**Material shown**
BEGIN

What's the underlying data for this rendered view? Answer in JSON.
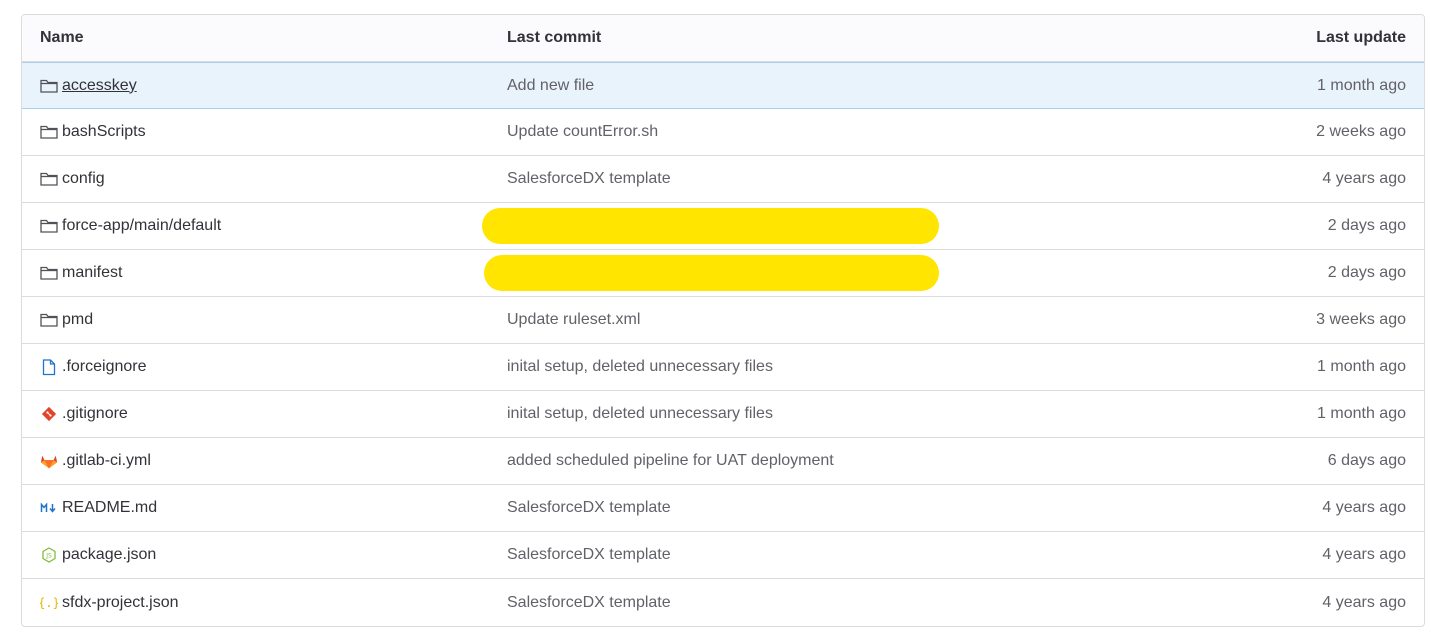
{
  "header": {
    "name": "Name",
    "last_commit": "Last commit",
    "last_update": "Last update"
  },
  "colors": {
    "redaction": "#ffe500",
    "row_highlight": "#e9f3fc",
    "border": "#dcdcde"
  },
  "rows": [
    {
      "name": "accesskey",
      "icon": "folder-icon",
      "commit": "Add new file",
      "update": "1 month ago"
    },
    {
      "name": "bashScripts",
      "icon": "folder-icon",
      "commit": "Update countError.sh",
      "update": "2 weeks ago"
    },
    {
      "name": "config",
      "icon": "folder-icon",
      "commit": "SalesforceDX template",
      "update": "4 years ago"
    },
    {
      "name": "force-app/main/default",
      "icon": "folder-icon",
      "commit": "",
      "commit_redacted": true,
      "update": "2 days ago"
    },
    {
      "name": "manifest",
      "icon": "folder-icon",
      "commit": "",
      "commit_redacted": true,
      "update": "2 days ago"
    },
    {
      "name": "pmd",
      "icon": "folder-icon",
      "commit": "Update ruleset.xml",
      "update": "3 weeks ago"
    },
    {
      "name": ".forceignore",
      "icon": "file-icon",
      "commit": "inital setup, deleted unnecessary files",
      "update": "1 month ago"
    },
    {
      "name": ".gitignore",
      "icon": "git-icon",
      "commit": "inital setup, deleted unnecessary files",
      "update": "1 month ago"
    },
    {
      "name": ".gitlab-ci.yml",
      "icon": "gitlab-icon",
      "commit": "added scheduled pipeline for UAT deployment",
      "update": "6 days ago"
    },
    {
      "name": "README.md",
      "icon": "markdown-icon",
      "commit": "SalesforceDX template",
      "update": "4 years ago"
    },
    {
      "name": "package.json",
      "icon": "nodejs-icon",
      "commit": "SalesforceDX template",
      "update": "4 years ago"
    },
    {
      "name": "sfdx-project.json",
      "icon": "json-icon",
      "commit": "SalesforceDX template",
      "update": "4 years ago"
    }
  ]
}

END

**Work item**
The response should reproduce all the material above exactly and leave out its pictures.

**Response to this task**
What's the underlying data for this rendered view? Answer in JSON.
{
  "header": {
    "name": "Name",
    "last_commit": "Last commit",
    "last_update": "Last update"
  },
  "colors": {
    "redaction": "#ffe500",
    "row_highlight": "#e9f3fc",
    "border": "#dcdcde"
  },
  "rows": [
    {
      "name": "accesskey",
      "icon": "folder-icon",
      "commit": "Add new file",
      "update": "1 month ago"
    },
    {
      "name": "bashScripts",
      "icon": "folder-icon",
      "commit": "Update countError.sh",
      "update": "2 weeks ago"
    },
    {
      "name": "config",
      "icon": "folder-icon",
      "commit": "SalesforceDX template",
      "update": "4 years ago"
    },
    {
      "name": "force-app/main/default",
      "icon": "folder-icon",
      "commit": "",
      "commit_redacted": true,
      "update": "2 days ago"
    },
    {
      "name": "manifest",
      "icon": "folder-icon",
      "commit": "",
      "commit_redacted": true,
      "update": "2 days ago"
    },
    {
      "name": "pmd",
      "icon": "folder-icon",
      "commit": "Update ruleset.xml",
      "update": "3 weeks ago"
    },
    {
      "name": ".forceignore",
      "icon": "file-icon",
      "commit": "inital setup, deleted unnecessary files",
      "update": "1 month ago"
    },
    {
      "name": ".gitignore",
      "icon": "git-icon",
      "commit": "inital setup, deleted unnecessary files",
      "update": "1 month ago"
    },
    {
      "name": ".gitlab-ci.yml",
      "icon": "gitlab-icon",
      "commit": "added scheduled pipeline for UAT deployment",
      "update": "6 days ago"
    },
    {
      "name": "README.md",
      "icon": "markdown-icon",
      "commit": "SalesforceDX template",
      "update": "4 years ago"
    },
    {
      "name": "package.json",
      "icon": "nodejs-icon",
      "commit": "SalesforceDX template",
      "update": "4 years ago"
    },
    {
      "name": "sfdx-project.json",
      "icon": "json-icon",
      "commit": "SalesforceDX template",
      "update": "4 years ago"
    }
  ]
}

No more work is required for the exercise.